Nineteen days later, she underwent a renal biopsy, which was analyzed by light and electron microscopy and showed findings compatible with the recovery phase of thrombotic microangiopathy. 

In spite of the side effects, onasemnogene abeparvovec did improve the patient’s motor function. “She can hold her posture against gravity and has neither dysphagia nor respiratory disturbance,” the researchers wrote, “but mild hypertension persists.”

Onasemnogene abeparvovec works by providing the body with a healthy copy of the SMN1 gene, which is mutated in patients with SMA but is essential for the production of enough functional SMN protein, without which motor neurons die. 

Reference

Yazaki K, Sakuma S, Hikita N, Fujimaru R, Hamazaki T. Child neurology: pathologically confirmed thrombotic microangiopathy caused by onasemnogene abeparvovec treatment for spinal muscular atrophy.
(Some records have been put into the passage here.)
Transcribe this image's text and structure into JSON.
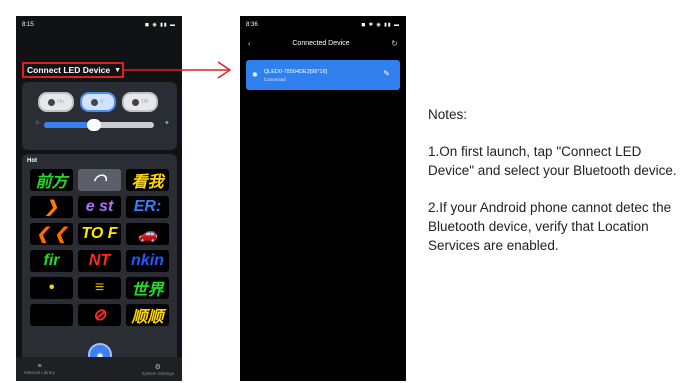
{
  "phone1": {
    "status_time": "8:15",
    "status_icons": "◼ ◉ ▮▮ ▬",
    "connect_label": "Connect LED Device",
    "toggles": [
      {
        "label": "On",
        "active": false
      },
      {
        "label": "6°",
        "active": true
      },
      {
        "label": "Off",
        "active": false
      }
    ],
    "brightness_percent": 45,
    "hot_title": "Hot",
    "tiles": [
      {
        "text": "前方",
        "color": "#22dd22",
        "light": false
      },
      {
        "text": "◠",
        "color": "#ffffff",
        "light": true
      },
      {
        "text": "看我",
        "color": "#ffd700",
        "light": false
      },
      {
        "text": "❯",
        "color": "#ff7a00",
        "light": false
      },
      {
        "text": "e st",
        "color": "#b16cff",
        "light": false
      },
      {
        "text": "ER:",
        "color": "#3b7bff",
        "light": false
      },
      {
        "text": "❮ ❮",
        "color": "#ff6a00",
        "light": false
      },
      {
        "text": "TO F",
        "color": "#ffe600",
        "light": false
      },
      {
        "text": "🚗",
        "color": "#5ac8fa",
        "light": false
      },
      {
        "text": "fir",
        "color": "#22dd22",
        "light": false
      },
      {
        "text": "NT",
        "color": "#ff2a2a",
        "light": false
      },
      {
        "text": "nkin",
        "color": "#1f5cff",
        "light": false
      },
      {
        "text": "•",
        "color": "#ffd700",
        "light": false
      },
      {
        "text": "≡",
        "color": "#d4b000",
        "light": false
      },
      {
        "text": "世界",
        "color": "#22dd22",
        "light": false
      },
      {
        "text": "",
        "color": "#000000",
        "light": false
      },
      {
        "text": "⊘",
        "color": "#ff2a2a",
        "light": false
      },
      {
        "text": "顺顺",
        "color": "#ffd700",
        "light": false
      }
    ],
    "nav_left": "Material Library",
    "nav_right": "System Settings",
    "nav_left_icon": "≡",
    "nav_right_icon": "⚙",
    "fab_icon": "◉"
  },
  "phone2": {
    "status_time": "8:36",
    "status_icons": "◼ ✱ ◉ ▮▮ ▬",
    "title": "Connected Device",
    "back_icon": "‹",
    "refresh_icon": "↻",
    "device_name": "QLED0-78504DE3[96*16]",
    "device_status": "Connected",
    "bt_icon": "✱",
    "edit_icon": "✎"
  },
  "notes": {
    "heading": "Notes:",
    "note1": "1.On first launch, tap \"Connect LED Device\" and select your Bluetooth device.",
    "note2": "2.If your Android phone cannot detec the Bluetooth device, verify that Location Services are enabled."
  },
  "colors": {
    "accent": "#2f80ed",
    "highlight": "#e02020"
  }
}
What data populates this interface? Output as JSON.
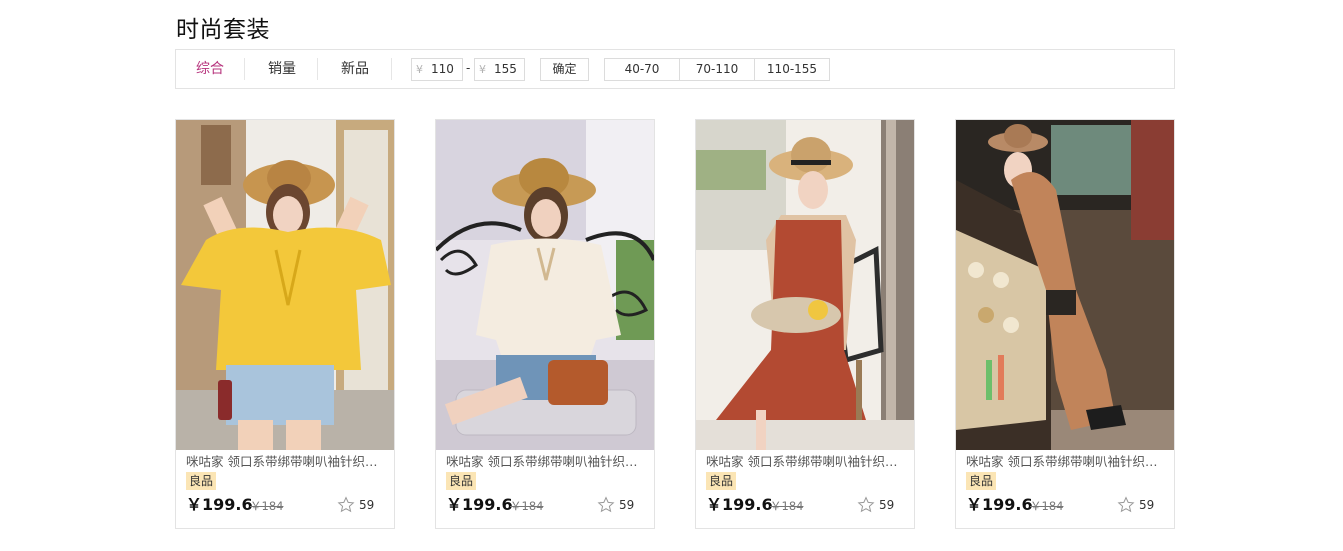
{
  "page": {
    "title": "时尚套装"
  },
  "filter": {
    "sort_tabs": [
      "综合",
      "销量",
      "新品"
    ],
    "currency_symbol": "¥",
    "price_min": "110",
    "price_max": "155",
    "range_separator": "-",
    "confirm_label": "确定",
    "ranges": [
      "40-70",
      "70-110",
      "110-155"
    ],
    "active_color": "#b7357e"
  },
  "products": [
    {
      "name": "咪咕家 领口系带绑带喇叭袖针织罩衫",
      "badge": "良品",
      "price": "￥199.6",
      "old_price": "￥184",
      "likes": "59"
    },
    {
      "name": "咪咕家 领口系带绑带喇叭袖针织罩衫",
      "badge": "良品",
      "price": "￥199.6",
      "old_price": "￥184",
      "likes": "59"
    },
    {
      "name": "咪咕家 领口系带绑带喇叭袖针织罩衫",
      "badge": "良品",
      "price": "￥199.6",
      "old_price": "￥184",
      "likes": "59"
    },
    {
      "name": "咪咕家 领口系带绑带喇叭袖针织罩衫",
      "badge": "良品",
      "price": "￥199.6",
      "old_price": "￥184",
      "likes": "59"
    }
  ]
}
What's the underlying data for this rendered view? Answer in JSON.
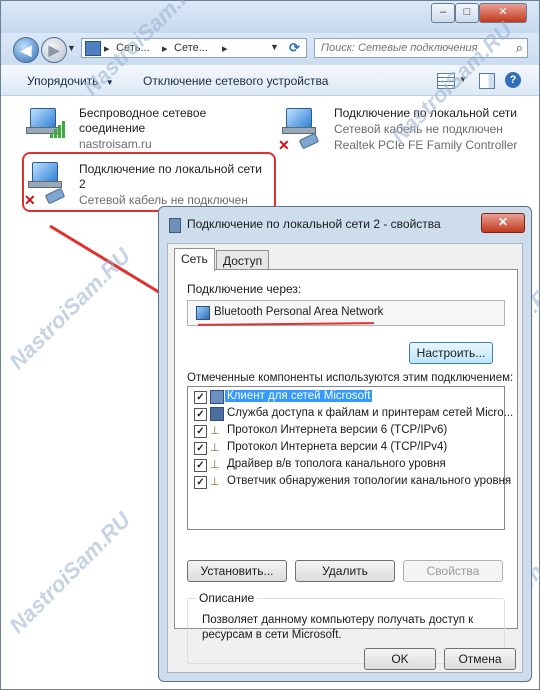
{
  "breadcrumb": {
    "part1": "Сеть...",
    "part2": "Сете..."
  },
  "search": {
    "placeholder": "Поиск: Сетевые подключения"
  },
  "toolbar": {
    "organize": "Упорядочить",
    "disconnect": "Отключение сетевого устройства"
  },
  "connections": [
    {
      "name": "Беспроводное сетевое",
      "name2": "соединение",
      "status": "nastroisam.ru"
    },
    {
      "name": "Подключение по локальной сети",
      "status": "Сетевой кабель не подключен",
      "device": "Realtek PCIe FE Family Controller"
    },
    {
      "name": "Подключение по локальной сети",
      "name2": "2",
      "status": "Сетевой кабель не подключен"
    }
  ],
  "dialog": {
    "title": "Подключение по локальной сети 2 - свойства",
    "close": "✕",
    "tabs": [
      "Сеть",
      "Доступ"
    ],
    "connect_via_label": "Подключение через:",
    "adapter": "Bluetooth Personal Area Network",
    "configure": "Настроить...",
    "components_label": "Отмеченные компоненты используются этим подключением:",
    "components": [
      {
        "label": "Клиент для сетей Microsoft",
        "checked": true,
        "icon": "network-client-icon"
      },
      {
        "label": "Служба доступа к файлам и принтерам сетей Micro...",
        "checked": true,
        "icon": "file-printer-sharing-icon"
      },
      {
        "label": "Протокол Интернета версии 6 (TCP/IPv6)",
        "checked": true,
        "icon": "protocol-icon"
      },
      {
        "label": "Протокол Интернета версии 4 (TCP/IPv4)",
        "checked": true,
        "icon": "protocol-icon"
      },
      {
        "label": "Драйвер в/в тополога канального уровня",
        "checked": true,
        "icon": "protocol-icon"
      },
      {
        "label": "Ответчик обнаружения топологии канального уровня",
        "checked": true,
        "icon": "protocol-icon"
      }
    ],
    "install": "Установить...",
    "remove": "Удалить",
    "properties": "Свойства",
    "description_title": "Описание",
    "description": "Позволяет данному компьютеру получать доступ к ресурсам в сети Microsoft.",
    "ok": "OK",
    "cancel": "Отмена"
  },
  "watermark": "NastroiSam.RU",
  "colors": {
    "highlight": "#e0312e",
    "selection": "#3399ff"
  }
}
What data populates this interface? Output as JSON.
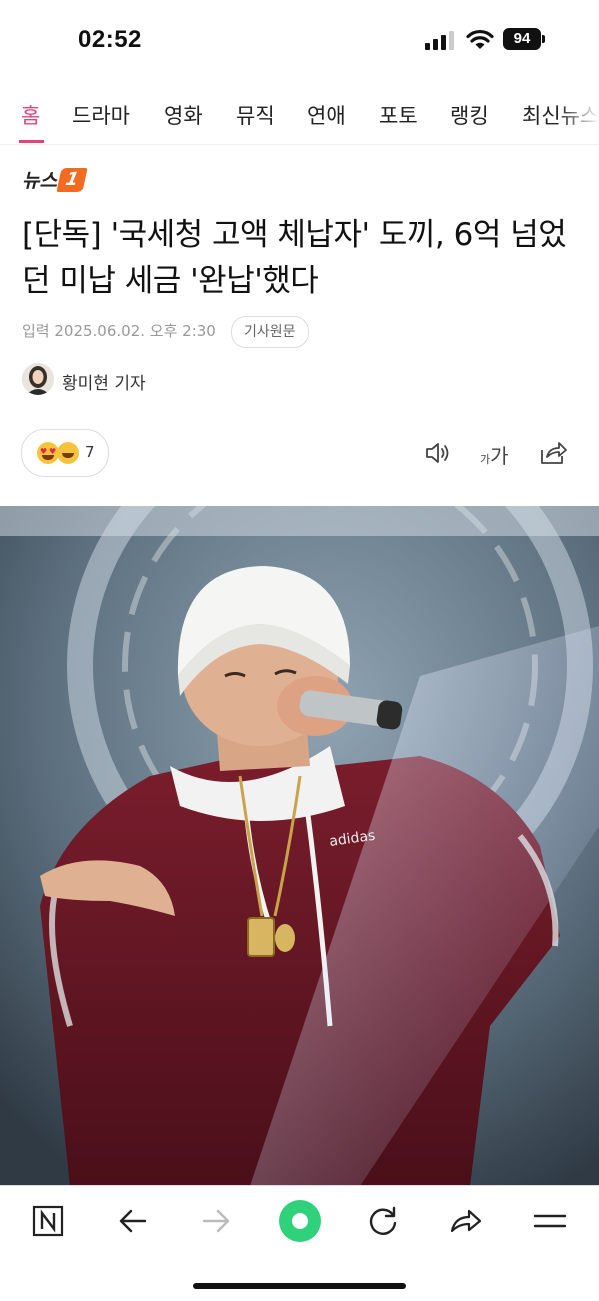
{
  "status_bar": {
    "time": "02:52",
    "battery": "94"
  },
  "tabs": [
    {
      "label": "홈",
      "active": true
    },
    {
      "label": "드라마"
    },
    {
      "label": "영화"
    },
    {
      "label": "뮤직"
    },
    {
      "label": "연애"
    },
    {
      "label": "포토"
    },
    {
      "label": "랭킹"
    },
    {
      "label": "최신뉴스"
    }
  ],
  "publisher": {
    "name": "뉴스",
    "badge": "1",
    "badge_color": "#f26b21"
  },
  "article": {
    "headline": "[단독] '국세청 고액 체납자' 도끼, 6억 넘었던 미납 세금 '완납'했다",
    "date_line": "입력 2025.06.02. 오후 2:30",
    "source_button": "기사원문",
    "author": "황미현 기자"
  },
  "reactions": {
    "count": "7"
  },
  "toolbar": {
    "speaker_icon": "speaker-icon",
    "font_size_small": "가",
    "font_size_big": "가",
    "share_icon": "share-icon"
  },
  "bottom_bar": {
    "items": [
      "naver-home-icon",
      "back-arrow-icon",
      "forward-arrow-icon",
      "green-dot-button",
      "refresh-icon",
      "share-arrow-icon",
      "menu-icon"
    ]
  },
  "colors": {
    "accent": "#e0467c",
    "green": "#03c75a"
  }
}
Neurology. Published online March 29, 2022. doi:10.1212/WNL.0000000000200676